*Required work*
Filter the entries below, keeping only lines with "JSON".

*Data for this task*
--- --- ---

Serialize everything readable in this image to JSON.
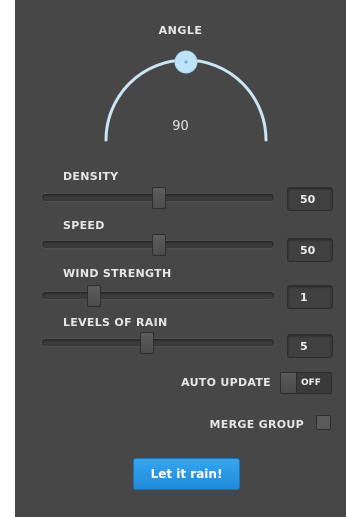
{
  "angle": {
    "label": "ANGLE",
    "value": "90"
  },
  "sliders": [
    {
      "label": "DENSITY",
      "value": "50",
      "fraction": 0.5
    },
    {
      "label": "SPEED",
      "value": "50",
      "fraction": 0.5
    },
    {
      "label": "WIND STRENGTH",
      "value": "1",
      "fraction": 0.22
    },
    {
      "label": "LEVELS OF RAIN",
      "value": "5",
      "fraction": 0.45
    }
  ],
  "auto_update": {
    "label": "AUTO UPDATE",
    "state": "OFF"
  },
  "merge_group": {
    "label": "MERGE GROUP",
    "checked": false
  },
  "action_button": {
    "label": "Let it rain!"
  },
  "colors": {
    "panel": "#474747",
    "accent": "#c8e6f5",
    "button": "#2b9be6",
    "text": "#e6e6e6"
  }
}
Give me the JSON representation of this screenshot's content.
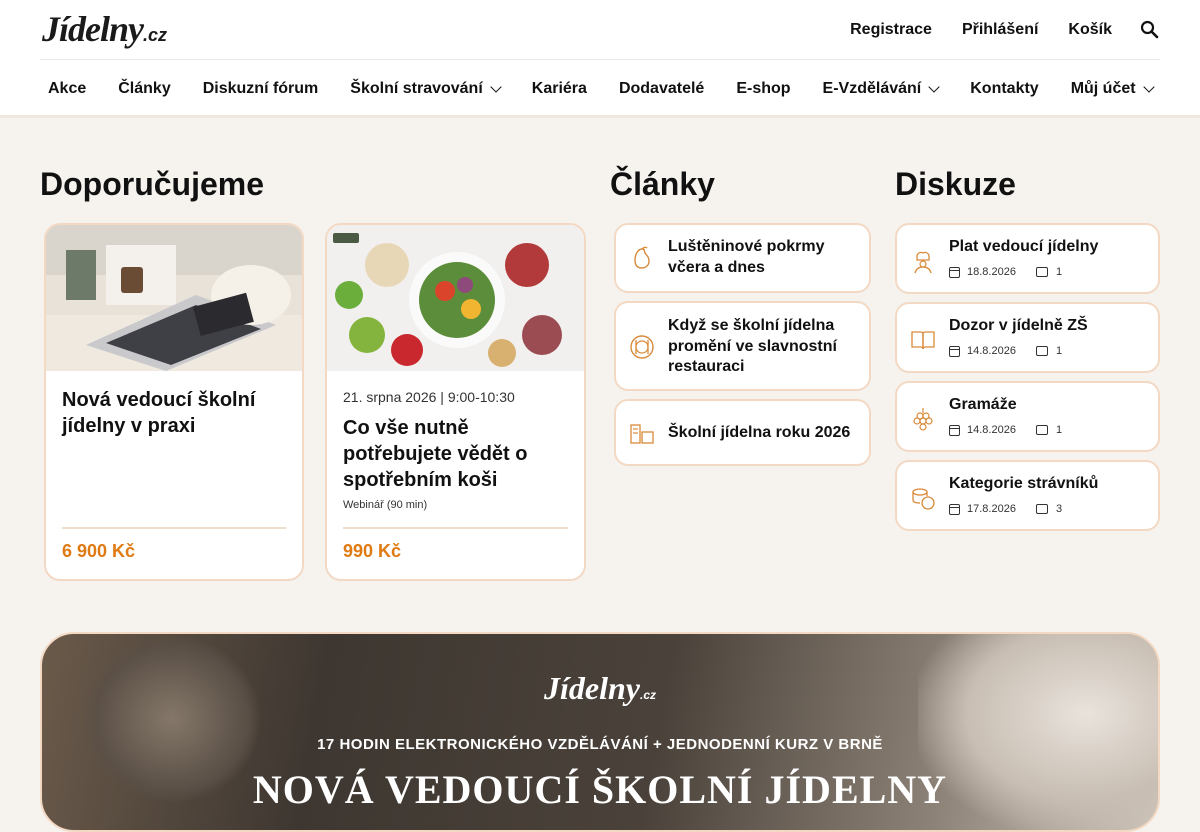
{
  "header": {
    "logo_text": "Jídelny",
    "logo_suffix": ".cz",
    "top_links": [
      "Registrace",
      "Přihlášení",
      "Košík"
    ],
    "nav": [
      {
        "label": "Akce",
        "dropdown": false
      },
      {
        "label": "Články",
        "dropdown": false
      },
      {
        "label": "Diskuzní fórum",
        "dropdown": false
      },
      {
        "label": "Školní stravování",
        "dropdown": true
      },
      {
        "label": "Kariéra",
        "dropdown": false
      },
      {
        "label": "Dodavatelé",
        "dropdown": false
      },
      {
        "label": "E-shop",
        "dropdown": false
      },
      {
        "label": "E-Vzdělávání",
        "dropdown": true
      },
      {
        "label": "Kontakty",
        "dropdown": false
      },
      {
        "label": "Můj účet",
        "dropdown": true
      }
    ]
  },
  "recommended": {
    "heading": "Doporučujeme",
    "cards": [
      {
        "title": "Nová vedoucí školní jídelny v praxi",
        "price": "6 900 Kč"
      },
      {
        "date": "21. srpna 2026 | 9:00-10:30",
        "title": "Co vše nutně potřebujete vědět o spotřebním koši",
        "subtitle": "Webinář (90 min)",
        "price": "990 Kč"
      }
    ]
  },
  "articles": {
    "heading": "Články",
    "items": [
      {
        "title": "Luštěninové pokrmy včera a dnes",
        "icon": "bean-icon"
      },
      {
        "title": "Když se školní jídelna promění ve slavnostní restauraci",
        "icon": "plate-cutlery-icon"
      },
      {
        "title": "Školní jídelna roku 2026",
        "icon": "canteen-icon"
      }
    ]
  },
  "discussion": {
    "heading": "Diskuze",
    "items": [
      {
        "title": "Plat vedoucí jídelny",
        "date": "18.8.2026",
        "comments": "1",
        "icon": "chef-icon"
      },
      {
        "title": "Dozor v jídelně ZŠ",
        "date": "14.8.2026",
        "comments": "1",
        "icon": "book-icon"
      },
      {
        "title": "Gramáže",
        "date": "14.8.2026",
        "comments": "1",
        "icon": "grapes-icon"
      },
      {
        "title": "Kategorie strávníků",
        "date": "17.8.2026",
        "comments": "3",
        "icon": "coins-icon"
      }
    ]
  },
  "banner": {
    "logo_text": "Jídelny",
    "logo_suffix": ".cz",
    "line1": "17 HODIN ELEKTRONICKÉHO VZDĚLÁVÁNÍ + JEDNODENNÍ KURZ V BRNĚ",
    "line2": "NOVÁ VEDOUCÍ ŠKOLNÍ JÍDELNY"
  },
  "colors": {
    "accent": "#e07a12",
    "border": "#f3d9c4",
    "background": "#f6f2ee"
  }
}
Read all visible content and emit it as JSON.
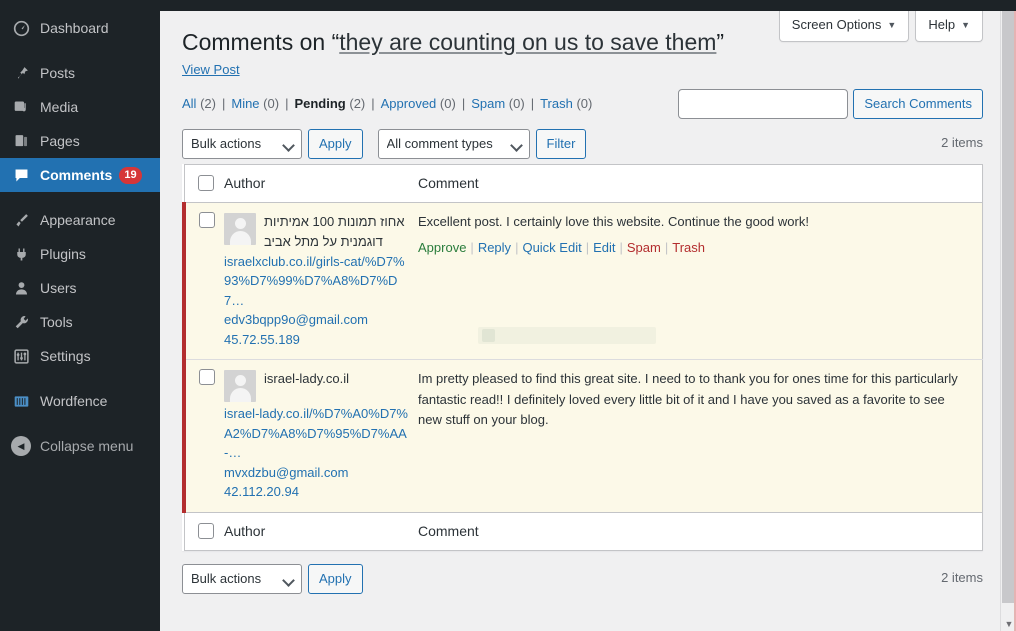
{
  "admin": {
    "sidebar": {
      "items": [
        {
          "label": "Dashboard",
          "icon": "dashboard-icon",
          "current": false,
          "badge": null
        },
        {
          "label": "Posts",
          "icon": "pin-icon",
          "current": false,
          "badge": null
        },
        {
          "label": "Media",
          "icon": "media-icon",
          "current": false,
          "badge": null
        },
        {
          "label": "Pages",
          "icon": "pages-icon",
          "current": false,
          "badge": null
        },
        {
          "label": "Comments",
          "icon": "comment-bubble-icon",
          "current": true,
          "badge": "19"
        },
        {
          "label": "Appearance",
          "icon": "paintbrush-icon",
          "current": false,
          "badge": null
        },
        {
          "label": "Plugins",
          "icon": "plug-icon",
          "current": false,
          "badge": null
        },
        {
          "label": "Users",
          "icon": "user-icon",
          "current": false,
          "badge": null
        },
        {
          "label": "Tools",
          "icon": "wrench-icon",
          "current": false,
          "badge": null
        },
        {
          "label": "Settings",
          "icon": "sliders-icon",
          "current": false,
          "badge": null
        },
        {
          "label": "Wordfence",
          "icon": "wordfence-icon",
          "current": false,
          "badge": null
        }
      ],
      "collapse_label": "Collapse menu"
    },
    "screen_meta": {
      "screen_options_label": "Screen Options",
      "help_label": "Help",
      "caret": "▼"
    }
  },
  "page": {
    "title_prefix": "Comments on",
    "quote_open": "“",
    "quote_close": "”",
    "post_title": "they are counting on us to save them",
    "view_post_label": "View Post"
  },
  "status_filters": {
    "items": [
      {
        "label": "All",
        "count": "(2)",
        "current": false
      },
      {
        "label": "Mine",
        "count": "(0)",
        "current": false
      },
      {
        "label": "Pending",
        "count": "(2)",
        "current": true
      },
      {
        "label": "Approved",
        "count": "(0)",
        "current": false
      },
      {
        "label": "Spam",
        "count": "(0)",
        "current": false
      },
      {
        "label": "Trash",
        "count": "(0)",
        "current": false
      }
    ],
    "separator": "|"
  },
  "search": {
    "value": "",
    "placeholder": "",
    "button_label": "Search Comments"
  },
  "tablenav_top": {
    "bulk_actions_selected": "Bulk actions",
    "apply_label": "Apply",
    "comment_types_selected": "All comment types",
    "filter_label": "Filter",
    "displaying_num": "2 items"
  },
  "tablenav_bottom": {
    "bulk_actions_selected": "Bulk actions",
    "apply_label": "Apply",
    "displaying_num": "2 items"
  },
  "table": {
    "columns": {
      "author": "Author",
      "comment": "Comment"
    },
    "rows": [
      {
        "author": {
          "name": "אחוז תמונות 100 אמיתיות דוגמנית על מתל אביב",
          "url": "israelxclub.co.il/girls-cat/%D7%93%D7%99%D7%A8%D7%D7…",
          "email": "edv3bqpp9o@gmail.com",
          "ip": "45.72.55.189"
        },
        "comment_text": "Excellent post. I certainly love this website. Continue the good work!",
        "actions": [
          {
            "label": "Approve",
            "kind": "approve"
          },
          {
            "label": "Reply",
            "kind": "reply"
          },
          {
            "label": "Quick Edit",
            "kind": "quickedit"
          },
          {
            "label": "Edit",
            "kind": "edit"
          },
          {
            "label": "Spam",
            "kind": "spam"
          },
          {
            "label": "Trash",
            "kind": "trash"
          }
        ]
      },
      {
        "author": {
          "name": "israel-lady.co.il",
          "url": "israel-lady.co.il/%D7%A0%D7%A2%D7%A8%D7%95%D7%AA-…",
          "email": "mvxdzbu@gmail.com",
          "ip": "42.112.20.94"
        },
        "comment_text": "Im pretty pleased to find this great site. I need to to thank you for ones time for this particularly fantastic read!! I definitely loved every little bit of it and I have you saved as a favorite to see new stuff on your blog.",
        "actions": []
      }
    ]
  },
  "colors": {
    "sidebar_bg": "#1d2327",
    "current_menu": "#2271b1",
    "badge": "#d63638",
    "link": "#2271b1",
    "pending_row_bg": "#fcf9e8",
    "pending_border": "#b32d2e",
    "approve": "#2a7d3c",
    "danger": "#b32d2e"
  }
}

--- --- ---

*Solution*
Serialize everything readable in this image to JSON.
Give me the JSON representation of this screenshot's content.
Read all visible content and emit it as JSON.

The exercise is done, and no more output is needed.